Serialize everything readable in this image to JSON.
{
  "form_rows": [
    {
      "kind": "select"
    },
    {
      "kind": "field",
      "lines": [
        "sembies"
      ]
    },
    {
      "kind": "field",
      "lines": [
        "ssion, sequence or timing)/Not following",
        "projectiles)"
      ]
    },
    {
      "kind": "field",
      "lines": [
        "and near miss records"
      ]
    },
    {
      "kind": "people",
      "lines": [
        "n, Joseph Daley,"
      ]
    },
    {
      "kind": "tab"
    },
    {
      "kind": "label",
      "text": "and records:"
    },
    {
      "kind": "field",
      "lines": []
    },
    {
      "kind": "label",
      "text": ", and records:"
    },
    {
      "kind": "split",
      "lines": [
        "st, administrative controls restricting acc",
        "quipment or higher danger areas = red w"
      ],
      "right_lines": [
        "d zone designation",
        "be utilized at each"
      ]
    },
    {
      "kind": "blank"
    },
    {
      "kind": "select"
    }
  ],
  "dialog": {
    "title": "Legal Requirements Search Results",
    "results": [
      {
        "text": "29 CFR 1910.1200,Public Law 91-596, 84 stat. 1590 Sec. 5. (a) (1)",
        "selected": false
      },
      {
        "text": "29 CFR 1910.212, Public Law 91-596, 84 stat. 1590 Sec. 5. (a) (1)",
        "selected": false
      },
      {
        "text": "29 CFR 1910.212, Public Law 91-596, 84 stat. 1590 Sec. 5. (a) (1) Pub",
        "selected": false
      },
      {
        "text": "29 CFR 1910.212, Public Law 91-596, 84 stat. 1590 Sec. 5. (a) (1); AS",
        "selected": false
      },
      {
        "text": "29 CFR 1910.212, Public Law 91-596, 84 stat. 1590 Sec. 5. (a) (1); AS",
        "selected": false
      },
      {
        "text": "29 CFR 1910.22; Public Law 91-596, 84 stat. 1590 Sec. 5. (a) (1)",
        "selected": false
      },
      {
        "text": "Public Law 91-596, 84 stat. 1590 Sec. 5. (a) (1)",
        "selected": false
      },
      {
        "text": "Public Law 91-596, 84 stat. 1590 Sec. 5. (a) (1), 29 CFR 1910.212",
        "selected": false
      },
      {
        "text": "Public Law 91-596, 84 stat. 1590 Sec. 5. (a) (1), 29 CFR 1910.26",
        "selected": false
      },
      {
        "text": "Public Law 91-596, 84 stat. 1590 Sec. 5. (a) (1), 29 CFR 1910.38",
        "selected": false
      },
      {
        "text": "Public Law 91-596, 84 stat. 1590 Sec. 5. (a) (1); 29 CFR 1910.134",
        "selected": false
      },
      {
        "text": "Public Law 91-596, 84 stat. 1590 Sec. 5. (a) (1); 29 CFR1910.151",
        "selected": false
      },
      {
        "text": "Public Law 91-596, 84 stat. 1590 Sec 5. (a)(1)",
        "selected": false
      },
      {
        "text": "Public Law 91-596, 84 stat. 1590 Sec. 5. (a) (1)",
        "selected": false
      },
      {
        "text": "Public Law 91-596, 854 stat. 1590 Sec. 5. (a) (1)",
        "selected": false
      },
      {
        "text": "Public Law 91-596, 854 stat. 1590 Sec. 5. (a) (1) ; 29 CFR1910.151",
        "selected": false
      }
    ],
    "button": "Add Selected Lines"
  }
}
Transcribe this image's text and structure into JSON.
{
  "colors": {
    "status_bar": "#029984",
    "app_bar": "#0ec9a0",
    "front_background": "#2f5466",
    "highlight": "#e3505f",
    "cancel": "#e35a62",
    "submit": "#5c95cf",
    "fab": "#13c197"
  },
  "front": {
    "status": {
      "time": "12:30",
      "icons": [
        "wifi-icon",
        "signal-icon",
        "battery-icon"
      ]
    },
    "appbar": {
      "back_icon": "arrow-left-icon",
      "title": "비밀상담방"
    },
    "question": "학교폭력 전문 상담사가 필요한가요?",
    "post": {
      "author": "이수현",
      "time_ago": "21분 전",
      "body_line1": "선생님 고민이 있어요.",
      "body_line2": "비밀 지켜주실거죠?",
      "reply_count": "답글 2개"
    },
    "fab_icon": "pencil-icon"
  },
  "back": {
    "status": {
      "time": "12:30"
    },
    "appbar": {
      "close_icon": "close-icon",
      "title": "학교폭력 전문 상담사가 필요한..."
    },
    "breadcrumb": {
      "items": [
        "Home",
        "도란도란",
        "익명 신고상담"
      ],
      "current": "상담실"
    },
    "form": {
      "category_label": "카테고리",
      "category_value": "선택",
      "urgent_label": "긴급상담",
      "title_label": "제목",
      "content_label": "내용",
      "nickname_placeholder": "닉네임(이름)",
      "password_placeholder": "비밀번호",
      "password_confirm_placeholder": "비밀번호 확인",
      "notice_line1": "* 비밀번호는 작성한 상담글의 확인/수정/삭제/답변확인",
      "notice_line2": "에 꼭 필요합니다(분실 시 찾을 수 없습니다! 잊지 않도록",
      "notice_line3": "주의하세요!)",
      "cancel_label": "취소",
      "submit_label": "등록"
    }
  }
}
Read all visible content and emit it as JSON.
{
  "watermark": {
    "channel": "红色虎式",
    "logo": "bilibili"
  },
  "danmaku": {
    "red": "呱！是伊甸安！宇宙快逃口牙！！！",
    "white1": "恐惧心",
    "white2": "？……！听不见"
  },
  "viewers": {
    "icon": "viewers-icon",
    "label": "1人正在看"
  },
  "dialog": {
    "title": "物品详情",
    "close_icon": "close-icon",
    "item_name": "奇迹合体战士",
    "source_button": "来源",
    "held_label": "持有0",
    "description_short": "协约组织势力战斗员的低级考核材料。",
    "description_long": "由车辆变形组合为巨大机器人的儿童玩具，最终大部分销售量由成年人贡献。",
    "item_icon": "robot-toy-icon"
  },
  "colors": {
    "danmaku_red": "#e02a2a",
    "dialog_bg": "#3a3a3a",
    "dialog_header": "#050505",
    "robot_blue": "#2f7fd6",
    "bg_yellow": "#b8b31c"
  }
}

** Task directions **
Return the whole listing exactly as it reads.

** Response area **
Serialize everything readable in this image to JSON.
{
  "form_rows": [
    {
      "kind": "select"
    },
    {
      "kind": "field",
      "lines": [
        "sembies"
      ]
    },
    {
      "kind": "field",
      "lines": [
        "ssion, sequence or timing)/Not following",
        "projectiles)"
      ]
    },
    {
      "kind": "field",
      "lines": [
        "and near miss records"
      ]
    },
    {
      "kind": "people",
      "lines": [
        "n, Joseph Daley,"
      ]
    },
    {
      "kind": "tab"
    },
    {
      "kind": "label",
      "text": "and records:"
    },
    {
      "kind": "field",
      "lines": []
    },
    {
      "kind": "label",
      "text": ", and records:"
    },
    {
      "kind": "split",
      "lines": [
        "st, administrative controls restricting acc",
        "quipment or higher danger areas = red w"
      ],
      "right_lines": [
        "d zone designation",
        "be utilized at each"
      ]
    },
    {
      "kind": "blank"
    },
    {
      "kind": "select"
    }
  ],
  "dialog": {
    "title": "Legal Requirements Search Results",
    "results": [
      {
        "text": "29 CFR 1910.1200,Public Law 91-596, 84 stat. 1590 Sec. 5. (a) (1)",
        "selected": false
      },
      {
        "text": "29 CFR 1910.212, Public Law 91-596, 84 stat. 1590 Sec. 5. (a) (1)",
        "selected": false
      },
      {
        "text": "29 CFR 1910.212, Public Law 91-596, 84 stat. 1590 Sec. 5. (a) (1) Pub",
        "selected": false
      },
      {
        "text": "29 CFR 1910.212, Public Law 91-596, 84 stat. 1590 Sec. 5. (a) (1); AS",
        "selected": false
      },
      {
        "text": "29 CFR 1910.212, Public Law 91-596, 84 stat. 1590 Sec. 5. (a) (1); AS",
        "selected": false
      },
      {
        "text": "29 CFR 1910.22; Public Law 91-596, 84 stat. 1590 Sec. 5. (a) (1)",
        "selected": false
      },
      {
        "text": "Public Law 91-596, 84 stat. 1590 Sec. 5. (a) (1)",
        "selected": false
      },
      {
        "text": "Public Law 91-596, 84 stat. 1590 Sec. 5. (a) (1), 29 CFR 1910.212",
        "selected": false
      },
      {
        "text": "Public Law 91-596, 84 stat. 1590 Sec. 5. (a) (1), 29 CFR 1910.26",
        "selected": false
      },
      {
        "text": "Public Law 91-596, 84 stat. 1590 Sec. 5. (a) (1), 29 CFR 1910.38",
        "selected": false
      },
      {
        "text": "Public Law 91-596, 84 stat. 1590 Sec. 5. (a) (1); 29 CFR 1910.134",
        "selected": false
      },
      {
        "text": "Public Law 91-596, 84 stat. 1590 Sec. 5. (a) (1); 29 CFR1910.151",
        "selected": false
      },
      {
        "text": "Public Law 91-596, 84 stat. 1590 Sec 5. (a)(1)",
        "selected": false
      },
      {
        "text": "Public Law 91-596, 84 stat. 1590 Sec. 5. (a) (1)",
        "selected": false
      },
      {
        "text": "Public Law 91-596, 854 stat. 1590 Sec. 5. (a) (1)",
        "selected": false
      },
      {
        "text": "Public Law 91-596, 854 stat. 1590 Sec. 5. (a) (1) ; 29 CFR1910.151",
        "selected": false
      }
    ],
    "button": "Add Selected Lines"
  }
}
Transcribe this image's text and structure into JSON.
{
  "colors": {
    "status_bar": "#029984",
    "app_bar": "#0ec9a0",
    "front_background": "#2f5466",
    "highlight": "#e3505f",
    "cancel": "#e35a62",
    "submit": "#5c95cf",
    "fab": "#13c197"
  },
  "front": {
    "status": {
      "time": "12:30",
      "icons": [
        "wifi-icon",
        "signal-icon",
        "battery-icon"
      ]
    },
    "appbar": {
      "back_icon": "arrow-left-icon",
      "title": "비밀상담방"
    },
    "question": "학교폭력 전문 상담사가 필요한가요?",
    "post": {
      "author": "이수현",
      "time_ago": "21분 전",
      "body_line1": "선생님 고민이 있어요.",
      "body_line2": "비밀 지켜주실거죠?",
      "reply_count": "답글 2개"
    },
    "fab_icon": "pencil-icon"
  },
  "back": {
    "status": {
      "time": "12:30"
    },
    "appbar": {
      "close_icon": "close-icon",
      "title": "학교폭력 전문 상담사가 필요한..."
    },
    "breadcrumb": {
      "items": [
        "Home",
        "도란도란",
        "익명 신고상담"
      ],
      "current": "상담실"
    },
    "form": {
      "category_label": "카테고리",
      "category_value": "선택",
      "urgent_label": "긴급상담",
      "title_label": "제목",
      "content_label": "내용",
      "nickname_placeholder": "닉네임(이름)",
      "password_placeholder": "비밀번호",
      "password_confirm_placeholder": "비밀번호 확인",
      "notice_line1": "* 비밀번호는 작성한 상담글의 확인/수정/삭제/답변확인",
      "notice_line2": "에 꼭 필요합니다(분실 시 찾을 수 없습니다! 잊지 않도록",
      "notice_line3": "주의하세요!)",
      "cancel_label": "취소",
      "submit_label": "등록"
    }
  }
}
Read all visible content and emit it as JSON.
{
  "watermark": {
    "channel": "红色虎式",
    "logo": "bilibili"
  },
  "danmaku": {
    "red": "呱！是伊甸安！宇宙快逃口牙！！！",
    "white1": "恐惧心",
    "white2": "？……！听不见"
  },
  "viewers": {
    "icon": "viewers-icon",
    "label": "1人正在看"
  },
  "dialog": {
    "title": "物品详情",
    "close_icon": "close-icon",
    "item_name": "奇迹合体战士",
    "source_button": "来源",
    "held_label": "持有0",
    "description_short": "协约组织势力战斗员的低级考核材料。",
    "description_long": "由车辆变形组合为巨大机器人的儿童玩具，最终大部分销售量由成年人贡献。",
    "item_icon": "robot-toy-icon"
  },
  "colors": {
    "danmaku_red": "#e02a2a",
    "dialog_bg": "#3a3a3a",
    "dialog_header": "#050505",
    "robot_blue": "#2f7fd6",
    "bg_yellow": "#b8b31c"
  }
}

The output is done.